• [Description of the task]:
Output every entry below word for word, minus the images.
━━━━━ Raw data
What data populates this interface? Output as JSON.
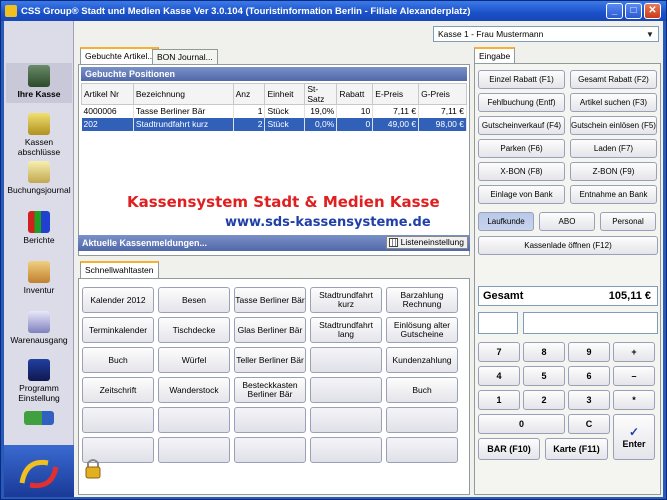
{
  "window": {
    "title": "CSS Group® Stadt und Medien Kasse Ver 3.0.104 (Touristinformation Berlin - Filiale Alexanderplatz)",
    "min": "_",
    "max": "□",
    "close": "✕"
  },
  "sidebar": {
    "items": [
      {
        "label": "Ihre Kasse",
        "icon": "calculator-icon"
      },
      {
        "label": "Kassen abschlüsse",
        "icon": "cash-register-icon"
      },
      {
        "label": "Buchungsjournal",
        "icon": "journal-icon"
      },
      {
        "label": "Berichte",
        "icon": "bar-chart-icon"
      },
      {
        "label": "Inventur",
        "icon": "inventory-icon"
      },
      {
        "label": "Warenausgang",
        "icon": "goods-out-icon"
      },
      {
        "label": "Programm Einstellung",
        "icon": "settings-computer-icon"
      }
    ]
  },
  "topbar": {
    "kasse_select": "Kasse 1 - Frau Mustermann"
  },
  "tabs": {
    "booked": "Gebuchte Artikel...",
    "journal": "BON Journal..."
  },
  "positions": {
    "header": "Gebuchte Positionen",
    "columns": [
      "Artikel Nr",
      "Bezeichnung",
      "Anz",
      "Einheit",
      "St-Satz",
      "Rabatt",
      "E-Preis",
      "G-Preis"
    ],
    "rows": [
      [
        "4000006",
        "Tasse Berliner Bär",
        "1",
        "Stück",
        "19,0%",
        "10",
        "7,11 €",
        "7,11 €"
      ],
      [
        "202",
        "Stadtrundfahrt kurz",
        "2",
        "Stück",
        "0,0%",
        "0",
        "49,00 €",
        "98,00 €"
      ]
    ]
  },
  "promo": {
    "title": "Kassensystem Stadt & Medien Kasse",
    "url": "www.sds-kassensysteme.de"
  },
  "messages": {
    "header": "Aktuelle Kassenmeldungen...",
    "list_button": "Listeneinstellung"
  },
  "quick": {
    "tab": "Schnellwahltasten",
    "buttons": [
      "Kalender 2012",
      "Besen",
      "Tasse Berliner Bär",
      "Stadtrundfahrt kurz",
      "Barzahlung Rechnung",
      "Terminkalender",
      "Tischdecke",
      "Glas Berliner Bär",
      "Stadtrundfahrt lang",
      "Einlösung alter Gutscheine",
      "Buch",
      "Würfel",
      "Teller Berliner Bär",
      "",
      "Kundenzahlung",
      "Zeitschrift",
      "Wanderstock",
      "Besteckkasten Berliner Bär",
      "",
      "Buch",
      "",
      "",
      "",
      "",
      "",
      "",
      "",
      "",
      "",
      ""
    ]
  },
  "eingabe": {
    "tab": "Eingabe",
    "fbuttons": [
      "Einzel Rabatt (F1)",
      "Gesamt Rabatt (F2)",
      "Fehlbuchung (Entf)",
      "Artikel suchen (F3)",
      "Gutscheinverkauf (F4)",
      "Gutschein einlösen (F5)",
      "Parken (F6)",
      "Laden (F7)",
      "X-BON (F8)",
      "Z-BON (F9)",
      "Einlage von Bank",
      "Entnahme an Bank"
    ],
    "customer": [
      "Laufkunde",
      "ABO",
      "Personal"
    ],
    "drawer": "Kassenlade öffnen (F12)",
    "total_label": "Gesamt",
    "total_value": "105,11 €",
    "keys": [
      "7",
      "8",
      "9",
      "+",
      "4",
      "5",
      "6",
      "–",
      "1",
      "2",
      "3",
      "*",
      "0",
      "C",
      "✓",
      "Enter"
    ],
    "bar": "BAR (F10)",
    "karte": "Karte (F11)"
  }
}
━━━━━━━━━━
• [Task response]:
What data populates this interface? Output as JSON.
{
  "window": {
    "title": "CSS Group® Stadt und Medien Kasse Ver 3.0.104 (Touristinformation Berlin - Filiale Alexanderplatz)",
    "min": "_",
    "max": "□",
    "close": "✕"
  },
  "sidebar": {
    "items": [
      {
        "label": "Ihre Kasse",
        "icon": "calculator-icon"
      },
      {
        "label": "Kassen abschlüsse",
        "icon": "cash-register-icon"
      },
      {
        "label": "Buchungsjournal",
        "icon": "journal-icon"
      },
      {
        "label": "Berichte",
        "icon": "bar-chart-icon"
      },
      {
        "label": "Inventur",
        "icon": "inventory-icon"
      },
      {
        "label": "Warenausgang",
        "icon": "goods-out-icon"
      },
      {
        "label": "Programm Einstellung",
        "icon": "settings-computer-icon"
      }
    ]
  },
  "topbar": {
    "kasse_select": "Kasse 1 - Frau Mustermann"
  },
  "tabs": {
    "booked": "Gebuchte Artikel...",
    "journal": "BON Journal..."
  },
  "positions": {
    "header": "Gebuchte Positionen",
    "columns": [
      "Artikel Nr",
      "Bezeichnung",
      "Anz",
      "Einheit",
      "St-Satz",
      "Rabatt",
      "E-Preis",
      "G-Preis"
    ],
    "rows": [
      [
        "4000006",
        "Tasse Berliner Bär",
        "1",
        "Stück",
        "19,0%",
        "10",
        "7,11 €",
        "7,11 €"
      ],
      [
        "202",
        "Stadtrundfahrt kurz",
        "2",
        "Stück",
        "0,0%",
        "0",
        "49,00 €",
        "98,00 €"
      ]
    ]
  },
  "promo": {
    "title": "Kassensystem Stadt & Medien Kasse",
    "url": "www.sds-kassensysteme.de"
  },
  "messages": {
    "header": "Aktuelle Kassenmeldungen...",
    "list_button": "Listeneinstellung"
  },
  "quick": {
    "tab": "Schnellwahltasten",
    "buttons": [
      "Kalender 2012",
      "Besen",
      "Tasse Berliner Bär",
      "Stadtrundfahrt kurz",
      "Barzahlung Rechnung",
      "Terminkalender",
      "Tischdecke",
      "Glas Berliner Bär",
      "Stadtrundfahrt lang",
      "Einlösung alter Gutscheine",
      "Buch",
      "Würfel",
      "Teller Berliner Bär",
      "",
      "Kundenzahlung",
      "Zeitschrift",
      "Wanderstock",
      "Besteckkasten Berliner Bär",
      "",
      "Buch",
      "",
      "",
      "",
      "",
      "",
      "",
      "",
      "",
      "",
      ""
    ]
  },
  "eingabe": {
    "tab": "Eingabe",
    "fbuttons": [
      "Einzel Rabatt (F1)",
      "Gesamt Rabatt (F2)",
      "Fehlbuchung (Entf)",
      "Artikel suchen (F3)",
      "Gutscheinverkauf (F4)",
      "Gutschein einlösen (F5)",
      "Parken (F6)",
      "Laden (F7)",
      "X-BON (F8)",
      "Z-BON (F9)",
      "Einlage von Bank",
      "Entnahme an Bank"
    ],
    "customer": [
      "Laufkunde",
      "ABO",
      "Personal"
    ],
    "drawer": "Kassenlade öffnen (F12)",
    "total_label": "Gesamt",
    "total_value": "105,11 €",
    "keys": [
      "7",
      "8",
      "9",
      "+",
      "4",
      "5",
      "6",
      "–",
      "1",
      "2",
      "3",
      "*",
      "0",
      "C",
      "✓",
      "Enter"
    ],
    "bar": "BAR (F10)",
    "karte": "Karte (F11)"
  }
}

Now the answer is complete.